Yesterday I talked about a New York Times piece on the Tea Party reading list. I mentioned several authors, including Bastiat, Mises, Hayek, and even Saul Alinsky. As an astute reader mentioned, I did not bring up W. Cleon Skousen’s The 5000 Year Leap, which Ms. Zernike’s article treats at some length.
I also did not deign to mention a few books merely cited, such as Atlas Shrugged and The Starfish and the Spider: The Unstoppable Power of Leaderless Organizations.
Well, of the books I didn’t mention, I’d only read one. And it wasn’t The 5000 Year Leap. More importantly, the title of the Times piece, what interested me about it, were the classics. The 5000 Year Leap isn’t a classic yet.
But perhaps I should ask you: Have you read it? Does it deserve to be a classic?
The New York Times didn’t exactly entice me into the book’s pages. According to the paper, Skousen thought Jefferson urged teaching Christianity in state public schools. This seems to fly in the face not only of Jefferson’s humanistic “Epicureanism” but also of the disestablishmentarianism of the Baptists for whom Jefferson supportively coined the expression “wall of separation between church and state.” (It’s often forgotten, these days, that, during our nation’s founding period, Baptists were ardent supporters of keeping religion and politics separate.)

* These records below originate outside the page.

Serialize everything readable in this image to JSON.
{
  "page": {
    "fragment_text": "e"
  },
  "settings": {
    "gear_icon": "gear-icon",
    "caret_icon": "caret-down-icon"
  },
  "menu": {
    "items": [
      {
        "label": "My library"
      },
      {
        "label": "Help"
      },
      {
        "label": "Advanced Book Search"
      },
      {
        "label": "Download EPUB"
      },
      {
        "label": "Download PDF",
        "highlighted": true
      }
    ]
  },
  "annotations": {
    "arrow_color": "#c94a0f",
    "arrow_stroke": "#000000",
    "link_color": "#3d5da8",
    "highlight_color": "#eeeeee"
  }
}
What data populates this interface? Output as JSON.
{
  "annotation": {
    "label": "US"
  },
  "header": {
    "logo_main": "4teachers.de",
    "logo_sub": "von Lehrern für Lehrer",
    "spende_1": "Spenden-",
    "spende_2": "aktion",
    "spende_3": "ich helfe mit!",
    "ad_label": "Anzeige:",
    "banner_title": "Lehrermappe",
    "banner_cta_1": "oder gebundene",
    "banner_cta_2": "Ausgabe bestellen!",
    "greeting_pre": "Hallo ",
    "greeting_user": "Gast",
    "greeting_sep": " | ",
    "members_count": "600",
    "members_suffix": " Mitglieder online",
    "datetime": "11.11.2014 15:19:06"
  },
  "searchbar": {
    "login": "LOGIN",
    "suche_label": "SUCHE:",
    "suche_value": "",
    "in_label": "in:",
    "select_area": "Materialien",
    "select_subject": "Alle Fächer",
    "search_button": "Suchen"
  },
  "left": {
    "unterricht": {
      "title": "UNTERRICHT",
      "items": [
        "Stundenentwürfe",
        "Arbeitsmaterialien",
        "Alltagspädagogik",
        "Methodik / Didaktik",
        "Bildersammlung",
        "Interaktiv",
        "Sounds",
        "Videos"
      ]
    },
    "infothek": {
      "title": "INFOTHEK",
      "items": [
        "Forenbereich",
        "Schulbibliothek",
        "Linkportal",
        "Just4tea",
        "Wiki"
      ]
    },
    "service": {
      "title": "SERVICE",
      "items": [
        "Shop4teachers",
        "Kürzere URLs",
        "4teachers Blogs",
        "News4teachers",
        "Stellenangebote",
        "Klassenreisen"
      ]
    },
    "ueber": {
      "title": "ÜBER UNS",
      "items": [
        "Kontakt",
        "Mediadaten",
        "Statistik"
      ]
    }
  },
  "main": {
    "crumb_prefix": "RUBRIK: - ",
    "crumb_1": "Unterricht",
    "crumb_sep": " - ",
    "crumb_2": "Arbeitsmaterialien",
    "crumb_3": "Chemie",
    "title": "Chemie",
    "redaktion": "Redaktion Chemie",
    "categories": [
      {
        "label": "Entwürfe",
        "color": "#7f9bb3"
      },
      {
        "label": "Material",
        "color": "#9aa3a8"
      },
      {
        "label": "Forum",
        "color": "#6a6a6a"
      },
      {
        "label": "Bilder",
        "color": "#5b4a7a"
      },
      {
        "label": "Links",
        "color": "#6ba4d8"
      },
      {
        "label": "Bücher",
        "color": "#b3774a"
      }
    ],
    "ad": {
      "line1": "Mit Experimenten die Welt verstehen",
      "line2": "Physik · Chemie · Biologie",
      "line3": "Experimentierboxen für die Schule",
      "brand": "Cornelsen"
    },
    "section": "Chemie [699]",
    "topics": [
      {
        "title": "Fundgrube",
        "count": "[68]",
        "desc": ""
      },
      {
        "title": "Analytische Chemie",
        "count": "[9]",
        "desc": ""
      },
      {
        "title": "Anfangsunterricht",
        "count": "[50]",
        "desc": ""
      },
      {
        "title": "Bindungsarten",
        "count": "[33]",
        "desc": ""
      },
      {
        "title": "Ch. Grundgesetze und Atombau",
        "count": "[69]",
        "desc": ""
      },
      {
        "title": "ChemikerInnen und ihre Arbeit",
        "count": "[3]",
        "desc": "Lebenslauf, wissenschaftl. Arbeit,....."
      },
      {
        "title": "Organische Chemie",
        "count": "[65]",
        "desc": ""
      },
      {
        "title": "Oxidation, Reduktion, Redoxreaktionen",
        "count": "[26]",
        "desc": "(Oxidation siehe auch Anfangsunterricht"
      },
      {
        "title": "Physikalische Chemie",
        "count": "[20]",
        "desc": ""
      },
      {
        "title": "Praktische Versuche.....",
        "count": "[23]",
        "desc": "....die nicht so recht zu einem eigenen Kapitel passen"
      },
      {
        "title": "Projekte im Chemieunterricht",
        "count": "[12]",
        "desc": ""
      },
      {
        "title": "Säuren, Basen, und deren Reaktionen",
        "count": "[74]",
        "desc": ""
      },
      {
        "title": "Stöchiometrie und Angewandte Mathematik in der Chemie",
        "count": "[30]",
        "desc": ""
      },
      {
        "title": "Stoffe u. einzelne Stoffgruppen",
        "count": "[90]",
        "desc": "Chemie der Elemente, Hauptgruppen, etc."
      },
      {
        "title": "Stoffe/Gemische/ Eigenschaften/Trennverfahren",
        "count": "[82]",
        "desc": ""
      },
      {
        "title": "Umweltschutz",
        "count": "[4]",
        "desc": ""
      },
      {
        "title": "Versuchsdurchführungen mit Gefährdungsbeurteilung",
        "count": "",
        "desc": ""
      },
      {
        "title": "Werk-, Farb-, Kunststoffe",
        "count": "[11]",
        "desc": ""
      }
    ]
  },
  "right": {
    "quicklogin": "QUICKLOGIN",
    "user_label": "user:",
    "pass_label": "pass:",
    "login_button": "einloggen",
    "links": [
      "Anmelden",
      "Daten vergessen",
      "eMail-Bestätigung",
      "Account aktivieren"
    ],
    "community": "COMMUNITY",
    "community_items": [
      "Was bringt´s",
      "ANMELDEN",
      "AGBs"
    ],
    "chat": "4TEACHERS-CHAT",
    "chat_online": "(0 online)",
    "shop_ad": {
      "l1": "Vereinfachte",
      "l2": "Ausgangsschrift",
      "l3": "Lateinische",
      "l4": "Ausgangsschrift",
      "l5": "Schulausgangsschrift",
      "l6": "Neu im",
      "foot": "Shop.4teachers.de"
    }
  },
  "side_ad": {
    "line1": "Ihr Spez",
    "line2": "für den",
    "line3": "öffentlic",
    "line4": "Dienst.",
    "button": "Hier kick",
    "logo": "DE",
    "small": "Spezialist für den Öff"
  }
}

But I’ve learned long ago, you can’t always trust the Times.
This is Common Sense. I’m Paul Jacob.